▶ **Work instruction**: Locate the word "Fatura" in the entries below, then gather every line that holds it.

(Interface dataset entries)
════
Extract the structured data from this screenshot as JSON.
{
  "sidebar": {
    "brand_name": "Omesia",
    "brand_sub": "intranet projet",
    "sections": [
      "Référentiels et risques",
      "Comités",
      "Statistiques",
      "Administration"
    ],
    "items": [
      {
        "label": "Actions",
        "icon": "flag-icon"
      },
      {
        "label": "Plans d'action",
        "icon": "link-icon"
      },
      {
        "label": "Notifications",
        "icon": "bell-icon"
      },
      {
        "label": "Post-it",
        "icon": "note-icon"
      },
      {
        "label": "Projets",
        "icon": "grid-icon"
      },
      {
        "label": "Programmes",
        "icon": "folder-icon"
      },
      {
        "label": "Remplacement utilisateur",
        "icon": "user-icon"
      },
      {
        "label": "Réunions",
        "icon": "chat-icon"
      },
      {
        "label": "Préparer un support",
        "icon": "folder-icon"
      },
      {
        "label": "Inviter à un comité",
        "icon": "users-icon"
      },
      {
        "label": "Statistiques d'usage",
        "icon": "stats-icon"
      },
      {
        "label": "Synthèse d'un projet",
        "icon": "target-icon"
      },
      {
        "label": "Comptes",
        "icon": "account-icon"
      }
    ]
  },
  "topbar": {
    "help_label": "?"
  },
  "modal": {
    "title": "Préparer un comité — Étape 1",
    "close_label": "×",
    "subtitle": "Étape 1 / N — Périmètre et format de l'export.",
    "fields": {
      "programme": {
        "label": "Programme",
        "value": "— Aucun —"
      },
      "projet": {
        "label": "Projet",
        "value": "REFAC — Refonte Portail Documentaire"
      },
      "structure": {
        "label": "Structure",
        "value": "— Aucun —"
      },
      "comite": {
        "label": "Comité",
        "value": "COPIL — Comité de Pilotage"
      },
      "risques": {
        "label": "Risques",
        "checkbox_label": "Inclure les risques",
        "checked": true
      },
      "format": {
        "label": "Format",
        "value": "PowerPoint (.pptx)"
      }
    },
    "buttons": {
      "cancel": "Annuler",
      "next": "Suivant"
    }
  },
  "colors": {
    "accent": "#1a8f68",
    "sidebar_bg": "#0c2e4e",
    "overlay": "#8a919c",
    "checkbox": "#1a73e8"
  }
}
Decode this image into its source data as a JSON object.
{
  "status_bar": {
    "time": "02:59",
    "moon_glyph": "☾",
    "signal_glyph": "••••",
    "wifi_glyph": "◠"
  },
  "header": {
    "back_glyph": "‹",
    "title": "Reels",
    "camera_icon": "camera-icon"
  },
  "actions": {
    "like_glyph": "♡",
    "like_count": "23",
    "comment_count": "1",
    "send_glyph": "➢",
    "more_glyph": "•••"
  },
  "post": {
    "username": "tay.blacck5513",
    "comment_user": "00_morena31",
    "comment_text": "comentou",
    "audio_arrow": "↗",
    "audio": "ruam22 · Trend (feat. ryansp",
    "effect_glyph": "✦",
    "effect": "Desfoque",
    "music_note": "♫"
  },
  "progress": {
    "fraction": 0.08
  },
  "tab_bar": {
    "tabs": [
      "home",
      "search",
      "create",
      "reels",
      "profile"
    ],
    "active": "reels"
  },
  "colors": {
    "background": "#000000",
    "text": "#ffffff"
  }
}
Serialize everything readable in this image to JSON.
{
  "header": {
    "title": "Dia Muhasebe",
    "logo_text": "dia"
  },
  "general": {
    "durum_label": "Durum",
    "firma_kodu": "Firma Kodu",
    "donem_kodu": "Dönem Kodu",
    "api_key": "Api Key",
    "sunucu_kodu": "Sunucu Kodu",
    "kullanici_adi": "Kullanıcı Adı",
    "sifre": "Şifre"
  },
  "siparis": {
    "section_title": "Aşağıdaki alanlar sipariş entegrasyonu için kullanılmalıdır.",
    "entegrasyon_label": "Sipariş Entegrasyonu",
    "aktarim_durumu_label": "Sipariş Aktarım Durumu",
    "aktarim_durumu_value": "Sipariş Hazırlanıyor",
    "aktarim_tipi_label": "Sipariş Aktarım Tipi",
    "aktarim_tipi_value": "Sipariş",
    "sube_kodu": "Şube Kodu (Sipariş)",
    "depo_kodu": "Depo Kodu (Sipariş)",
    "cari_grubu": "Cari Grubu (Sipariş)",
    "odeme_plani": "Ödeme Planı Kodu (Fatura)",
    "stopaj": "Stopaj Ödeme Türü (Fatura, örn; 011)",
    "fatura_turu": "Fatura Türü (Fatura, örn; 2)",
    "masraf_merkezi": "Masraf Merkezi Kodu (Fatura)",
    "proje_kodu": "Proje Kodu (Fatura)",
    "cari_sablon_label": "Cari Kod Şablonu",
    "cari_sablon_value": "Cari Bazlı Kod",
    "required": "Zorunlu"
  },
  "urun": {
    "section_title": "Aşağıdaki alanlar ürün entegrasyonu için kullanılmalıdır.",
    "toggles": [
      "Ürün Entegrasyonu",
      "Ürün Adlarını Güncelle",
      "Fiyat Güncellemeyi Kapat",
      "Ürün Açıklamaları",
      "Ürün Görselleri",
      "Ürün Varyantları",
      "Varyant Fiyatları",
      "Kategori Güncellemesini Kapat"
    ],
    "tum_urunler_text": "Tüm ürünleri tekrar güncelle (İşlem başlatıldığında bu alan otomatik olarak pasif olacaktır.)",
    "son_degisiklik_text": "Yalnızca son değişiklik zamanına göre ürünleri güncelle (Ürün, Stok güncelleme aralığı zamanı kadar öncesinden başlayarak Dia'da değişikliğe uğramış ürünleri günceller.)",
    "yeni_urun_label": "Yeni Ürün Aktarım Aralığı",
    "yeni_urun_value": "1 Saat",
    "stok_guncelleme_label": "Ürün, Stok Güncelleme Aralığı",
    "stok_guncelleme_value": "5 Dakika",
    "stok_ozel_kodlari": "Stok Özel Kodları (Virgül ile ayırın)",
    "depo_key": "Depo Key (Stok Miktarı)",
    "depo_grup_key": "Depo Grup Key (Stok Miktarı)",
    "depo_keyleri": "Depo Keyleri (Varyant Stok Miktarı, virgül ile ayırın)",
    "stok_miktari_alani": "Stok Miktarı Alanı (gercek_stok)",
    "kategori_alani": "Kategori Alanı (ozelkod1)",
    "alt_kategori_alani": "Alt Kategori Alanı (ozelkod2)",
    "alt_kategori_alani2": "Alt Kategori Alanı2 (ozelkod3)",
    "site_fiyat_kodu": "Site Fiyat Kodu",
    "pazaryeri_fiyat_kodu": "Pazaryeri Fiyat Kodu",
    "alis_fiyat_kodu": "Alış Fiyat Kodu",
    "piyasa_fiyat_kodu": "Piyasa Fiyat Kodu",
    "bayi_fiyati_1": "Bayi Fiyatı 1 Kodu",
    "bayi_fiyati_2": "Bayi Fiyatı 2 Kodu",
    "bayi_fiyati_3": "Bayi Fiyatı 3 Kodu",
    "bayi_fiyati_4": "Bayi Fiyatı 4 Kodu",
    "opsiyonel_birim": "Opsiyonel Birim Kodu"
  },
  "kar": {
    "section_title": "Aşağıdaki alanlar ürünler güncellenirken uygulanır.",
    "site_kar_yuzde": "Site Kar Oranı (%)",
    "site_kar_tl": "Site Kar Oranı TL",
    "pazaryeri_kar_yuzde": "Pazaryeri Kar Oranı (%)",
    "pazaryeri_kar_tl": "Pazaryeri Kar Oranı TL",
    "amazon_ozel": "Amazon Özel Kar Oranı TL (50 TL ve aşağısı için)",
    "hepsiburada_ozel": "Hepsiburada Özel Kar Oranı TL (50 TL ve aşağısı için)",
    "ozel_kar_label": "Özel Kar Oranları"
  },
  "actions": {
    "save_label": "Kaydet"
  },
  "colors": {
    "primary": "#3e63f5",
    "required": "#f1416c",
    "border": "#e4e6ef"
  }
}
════
▶ **Exercise result**:
    "odeme_plani": "Ödeme Planı Kodu (Fatura)",
    "stopaj": "Stopaj Ödeme Türü (Fatura, örn; 011)",
    "fatura_turu": "Fatura Türü (Fatura, örn; 2)",
    "masraf_merkezi": "Masraf Merkezi Kodu (Fatura)",
    "proje_kodu": "Proje Kodu (Fatura)",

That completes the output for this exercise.